*TASK STATEMENT:* Output each record exactly, with nothing omitted.

*Items listed in a dataset:*
==================================================

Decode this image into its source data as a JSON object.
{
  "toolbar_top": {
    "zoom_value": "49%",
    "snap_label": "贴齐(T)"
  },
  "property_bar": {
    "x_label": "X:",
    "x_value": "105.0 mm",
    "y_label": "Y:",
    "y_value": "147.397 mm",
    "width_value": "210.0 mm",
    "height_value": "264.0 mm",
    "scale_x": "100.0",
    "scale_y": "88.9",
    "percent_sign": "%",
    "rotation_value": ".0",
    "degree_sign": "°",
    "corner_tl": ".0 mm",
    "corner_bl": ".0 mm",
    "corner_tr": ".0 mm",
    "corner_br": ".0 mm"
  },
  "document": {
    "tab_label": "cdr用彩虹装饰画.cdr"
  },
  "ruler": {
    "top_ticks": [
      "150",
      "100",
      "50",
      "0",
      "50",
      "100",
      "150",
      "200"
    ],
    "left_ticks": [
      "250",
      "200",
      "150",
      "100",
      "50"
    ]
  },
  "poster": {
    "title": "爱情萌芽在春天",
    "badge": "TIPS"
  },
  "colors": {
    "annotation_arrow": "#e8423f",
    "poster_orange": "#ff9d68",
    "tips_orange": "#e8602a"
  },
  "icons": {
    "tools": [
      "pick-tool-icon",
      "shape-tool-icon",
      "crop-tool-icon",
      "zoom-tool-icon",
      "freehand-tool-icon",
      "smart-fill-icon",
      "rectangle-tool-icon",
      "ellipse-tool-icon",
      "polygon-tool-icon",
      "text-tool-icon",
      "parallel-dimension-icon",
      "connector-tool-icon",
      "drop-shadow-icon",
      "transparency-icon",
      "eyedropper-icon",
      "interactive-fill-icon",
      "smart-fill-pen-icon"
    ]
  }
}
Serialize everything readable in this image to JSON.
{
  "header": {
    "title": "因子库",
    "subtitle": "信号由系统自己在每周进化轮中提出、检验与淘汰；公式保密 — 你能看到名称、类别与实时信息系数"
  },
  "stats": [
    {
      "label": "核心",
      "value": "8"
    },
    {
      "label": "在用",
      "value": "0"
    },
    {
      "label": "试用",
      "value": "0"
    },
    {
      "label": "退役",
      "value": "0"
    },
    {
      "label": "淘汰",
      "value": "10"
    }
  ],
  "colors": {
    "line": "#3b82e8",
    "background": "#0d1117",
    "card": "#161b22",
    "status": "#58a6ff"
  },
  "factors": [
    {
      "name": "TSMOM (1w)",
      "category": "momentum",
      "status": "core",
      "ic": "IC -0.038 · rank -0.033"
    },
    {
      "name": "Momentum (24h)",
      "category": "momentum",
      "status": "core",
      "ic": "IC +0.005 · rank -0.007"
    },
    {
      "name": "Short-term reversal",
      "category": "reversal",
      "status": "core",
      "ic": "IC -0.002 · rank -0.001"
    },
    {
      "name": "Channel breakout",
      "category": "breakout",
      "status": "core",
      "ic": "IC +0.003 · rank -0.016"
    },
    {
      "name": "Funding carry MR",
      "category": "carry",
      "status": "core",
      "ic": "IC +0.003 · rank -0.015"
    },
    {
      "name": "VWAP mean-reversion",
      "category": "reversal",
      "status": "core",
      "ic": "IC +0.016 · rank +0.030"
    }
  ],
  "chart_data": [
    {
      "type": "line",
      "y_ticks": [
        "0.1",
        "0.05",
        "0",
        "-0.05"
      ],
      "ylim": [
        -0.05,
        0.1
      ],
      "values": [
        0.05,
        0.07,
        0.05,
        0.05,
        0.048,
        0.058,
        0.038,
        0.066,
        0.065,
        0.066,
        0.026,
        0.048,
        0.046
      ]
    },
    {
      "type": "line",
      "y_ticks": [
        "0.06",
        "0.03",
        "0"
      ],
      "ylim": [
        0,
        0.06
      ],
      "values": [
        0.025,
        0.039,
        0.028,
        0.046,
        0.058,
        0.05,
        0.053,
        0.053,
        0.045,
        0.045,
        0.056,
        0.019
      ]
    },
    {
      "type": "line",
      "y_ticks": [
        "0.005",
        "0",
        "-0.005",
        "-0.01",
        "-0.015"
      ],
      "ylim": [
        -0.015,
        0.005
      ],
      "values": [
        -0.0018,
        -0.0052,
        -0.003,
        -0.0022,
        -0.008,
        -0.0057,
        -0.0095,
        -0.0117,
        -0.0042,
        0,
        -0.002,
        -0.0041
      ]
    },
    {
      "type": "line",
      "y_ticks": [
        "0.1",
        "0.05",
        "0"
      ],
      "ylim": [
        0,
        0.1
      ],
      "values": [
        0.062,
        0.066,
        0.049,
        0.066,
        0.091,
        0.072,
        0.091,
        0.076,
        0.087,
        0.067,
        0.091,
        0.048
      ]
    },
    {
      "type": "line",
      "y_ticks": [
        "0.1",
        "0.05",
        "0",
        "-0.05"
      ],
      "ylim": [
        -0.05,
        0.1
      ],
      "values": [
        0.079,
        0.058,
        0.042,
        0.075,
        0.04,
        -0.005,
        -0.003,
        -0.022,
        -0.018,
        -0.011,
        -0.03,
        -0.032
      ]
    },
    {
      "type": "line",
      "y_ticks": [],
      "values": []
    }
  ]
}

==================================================

*OUTPUT FOR THIS EXERCISE:*
Decode this image into its source data as a JSON object.
{
  "toolbar_top": {
    "zoom_value": "49%",
    "snap_label": "贴齐(T)"
  },
  "property_bar": {
    "x_label": "X:",
    "x_value": "105.0 mm",
    "y_label": "Y:",
    "y_value": "147.397 mm",
    "width_value": "210.0 mm",
    "height_value": "264.0 mm",
    "scale_x": "100.0",
    "scale_y": "88.9",
    "percent_sign": "%",
    "rotation_value": ".0",
    "degree_sign": "°",
    "corner_tl": ".0 mm",
    "corner_bl": ".0 mm",
    "corner_tr": ".0 mm",
    "corner_br": ".0 mm"
  },
  "document": {
    "tab_label": "cdr用彩虹装饰画.cdr"
  },
  "ruler": {
    "top_ticks": [
      "150",
      "100",
      "50",
      "0",
      "50",
      "100",
      "150",
      "200"
    ],
    "left_ticks": [
      "250",
      "200",
      "150",
      "100",
      "50"
    ]
  },
  "poster": {
    "title": "爱情萌芽在春天",
    "badge": "TIPS"
  },
  "colors": {
    "annotation_arrow": "#e8423f",
    "poster_orange": "#ff9d68",
    "tips_orange": "#e8602a"
  },
  "icons": {
    "tools": [
      "pick-tool-icon",
      "shape-tool-icon",
      "crop-tool-icon",
      "zoom-tool-icon",
      "freehand-tool-icon",
      "smart-fill-icon",
      "rectangle-tool-icon",
      "ellipse-tool-icon",
      "polygon-tool-icon",
      "text-tool-icon",
      "parallel-dimension-icon",
      "connector-tool-icon",
      "drop-shadow-icon",
      "transparency-icon",
      "eyedropper-icon",
      "interactive-fill-icon",
      "smart-fill-pen-icon"
    ]
  }
}
Serialize everything readable in this image to JSON.
{
  "header": {
    "title": "因子库",
    "subtitle": "信号由系统自己在每周进化轮中提出、检验与淘汰；公式保密 — 你能看到名称、类别与实时信息系数"
  },
  "stats": [
    {
      "label": "核心",
      "value": "8"
    },
    {
      "label": "在用",
      "value": "0"
    },
    {
      "label": "试用",
      "value": "0"
    },
    {
      "label": "退役",
      "value": "0"
    },
    {
      "label": "淘汰",
      "value": "10"
    }
  ],
  "colors": {
    "line": "#3b82e8",
    "background": "#0d1117",
    "card": "#161b22",
    "status": "#58a6ff"
  },
  "factors": [
    {
      "name": "TSMOM (1w)",
      "category": "momentum",
      "status": "core",
      "ic": "IC -0.038 · rank -0.033"
    },
    {
      "name": "Momentum (24h)",
      "category": "momentum",
      "status": "core",
      "ic": "IC +0.005 · rank -0.007"
    },
    {
      "name": "Short-term reversal",
      "category": "reversal",
      "status": "core",
      "ic": "IC -0.002 · rank -0.001"
    },
    {
      "name": "Channel breakout",
      "category": "breakout",
      "status": "core",
      "ic": "IC +0.003 · rank -0.016"
    },
    {
      "name": "Funding carry MR",
      "category": "carry",
      "status": "core",
      "ic": "IC +0.003 · rank -0.015"
    },
    {
      "name": "VWAP mean-reversion",
      "category": "reversal",
      "status": "core",
      "ic": "IC +0.016 · rank +0.030"
    }
  ],
  "chart_data": [
    {
      "type": "line",
      "y_ticks": [
        "0.1",
        "0.05",
        "0",
        "-0.05"
      ],
      "ylim": [
        -0.05,
        0.1
      ],
      "values": [
        0.05,
        0.07,
        0.05,
        0.05,
        0.048,
        0.058,
        0.038,
        0.066,
        0.065,
        0.066,
        0.026,
        0.048,
        0.046
      ]
    },
    {
      "type": "line",
      "y_ticks": [
        "0.06",
        "0.03",
        "0"
      ],
      "ylim": [
        0,
        0.06
      ],
      "values": [
        0.025,
        0.039,
        0.028,
        0.046,
        0.058,
        0.05,
        0.053,
        0.053,
        0.045,
        0.045,
        0.056,
        0.019
      ]
    },
    {
      "type": "line",
      "y_ticks": [
        "0.005",
        "0",
        "-0.005",
        "-0.01",
        "-0.015"
      ],
      "ylim": [
        -0.015,
        0.005
      ],
      "values": [
        -0.0018,
        -0.0052,
        -0.003,
        -0.0022,
        -0.008,
        -0.0057,
        -0.0095,
        -0.0117,
        -0.0042,
        0,
        -0.002,
        -0.0041
      ]
    },
    {
      "type": "line",
      "y_ticks": [
        "0.1",
        "0.05",
        "0"
      ],
      "ylim": [
        0,
        0.1
      ],
      "values": [
        0.062,
        0.066,
        0.049,
        0.066,
        0.091,
        0.072,
        0.091,
        0.076,
        0.087,
        0.067,
        0.091,
        0.048
      ]
    },
    {
      "type": "line",
      "y_ticks": [
        "0.1",
        "0.05",
        "0",
        "-0.05"
      ],
      "ylim": [
        -0.05,
        0.1
      ],
      "values": [
        0.079,
        0.058,
        0.042,
        0.075,
        0.04,
        -0.005,
        -0.003,
        -0.022,
        -0.018,
        -0.011,
        -0.03,
        -0.032
      ]
    },
    {
      "type": "line",
      "y_ticks": [],
      "values": []
    }
  ]
}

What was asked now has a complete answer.